WORK TASK → Give back every record below word for word, with the pictures omitted.

===

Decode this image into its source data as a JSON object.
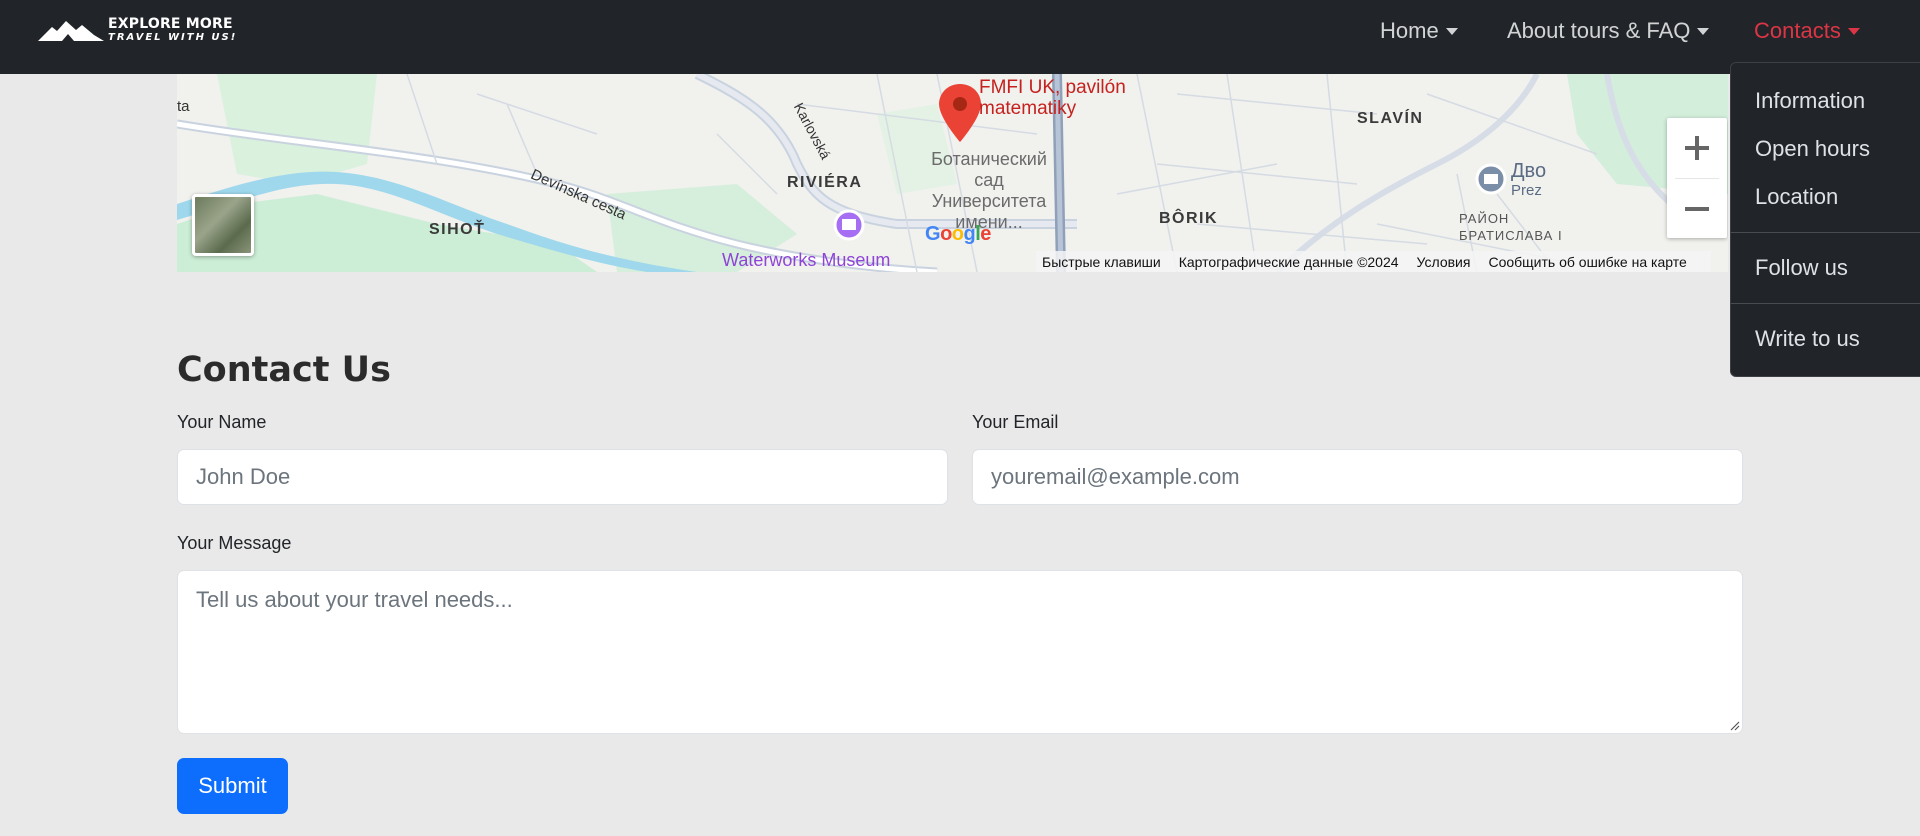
{
  "brand": {
    "line1": "EXPLORE MORE",
    "line2": "TRAVEL WITH US!"
  },
  "nav": {
    "home": "Home",
    "about": "About tours & FAQ",
    "contacts": "Contacts"
  },
  "colors": {
    "navbar": "#212529",
    "accent": "#dc3545",
    "primary": "#0d6efd",
    "page": "#e9e9e9"
  },
  "dropdown": {
    "items": [
      "Information",
      "Open hours",
      "Location",
      "Follow us",
      "Write to us"
    ]
  },
  "map": {
    "pin_label_1": "FMFI UK, pavilón",
    "pin_label_2": "matematiky",
    "districts": [
      "SLAVÍN",
      "RIVIÉRA",
      "SIHOŤ",
      "BÔRIK"
    ],
    "streets": [
      "Karlovská",
      "Devínska cesta",
      "ta"
    ],
    "poi": {
      "botanic_1": "Ботанический",
      "botanic_2": "сад",
      "botanic_3": "Университета",
      "botanic_4": "имени...",
      "museum": "Waterworks Museum",
      "dvo": "Дво",
      "prez": "Prez",
      "raion_1": "РАЙОН",
      "raion_2": "БРАТИСЛАВА I"
    },
    "google": "Google",
    "attribution": {
      "shortcuts": "Быстрые клавиши",
      "data": "Картографические данные ©2024",
      "terms": "Условия",
      "report": "Сообщить об ошибке на карте"
    },
    "zoom_in": "+",
    "zoom_out": "−"
  },
  "contact": {
    "title": "Contact Us",
    "name_label": "Your Name",
    "name_placeholder": "John Doe",
    "email_label": "Your Email",
    "email_placeholder": "youremail@example.com",
    "message_label": "Your Message",
    "message_placeholder": "Tell us about your travel needs...",
    "submit": "Submit"
  }
}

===

WRITTEN REPLY →
Decode this image into its source data as a JSON object.
{
  "brand": {
    "line1": "EXPLORE MORE",
    "line2": "TRAVEL WITH US!"
  },
  "nav": {
    "home": "Home",
    "about": "About tours & FAQ",
    "contacts": "Contacts"
  },
  "colors": {
    "navbar": "#212529",
    "accent": "#dc3545",
    "primary": "#0d6efd",
    "page": "#e9e9e9"
  },
  "dropdown": {
    "items": [
      "Information",
      "Open hours",
      "Location",
      "Follow us",
      "Write to us"
    ]
  },
  "map": {
    "pin_label_1": "FMFI UK, pavilón",
    "pin_label_2": "matematiky",
    "districts": [
      "SLAVÍN",
      "RIVIÉRA",
      "SIHOŤ",
      "BÔRIK"
    ],
    "streets": [
      "Karlovská",
      "Devínska cesta",
      "ta"
    ],
    "poi": {
      "botanic_1": "Ботанический",
      "botanic_2": "сад",
      "botanic_3": "Университета",
      "botanic_4": "имени...",
      "museum": "Waterworks Museum",
      "dvo": "Дво",
      "prez": "Prez",
      "raion_1": "РАЙОН",
      "raion_2": "БРАТИСЛАВА I"
    },
    "google": "Google",
    "attribution": {
      "shortcuts": "Быстрые клавиши",
      "data": "Картографические данные ©2024",
      "terms": "Условия",
      "report": "Сообщить об ошибке на карте"
    },
    "zoom_in": "+",
    "zoom_out": "−"
  },
  "contact": {
    "title": "Contact Us",
    "name_label": "Your Name",
    "name_placeholder": "John Doe",
    "email_label": "Your Email",
    "email_placeholder": "youremail@example.com",
    "message_label": "Your Message",
    "message_placeholder": "Tell us about your travel needs...",
    "submit": "Submit"
  }
}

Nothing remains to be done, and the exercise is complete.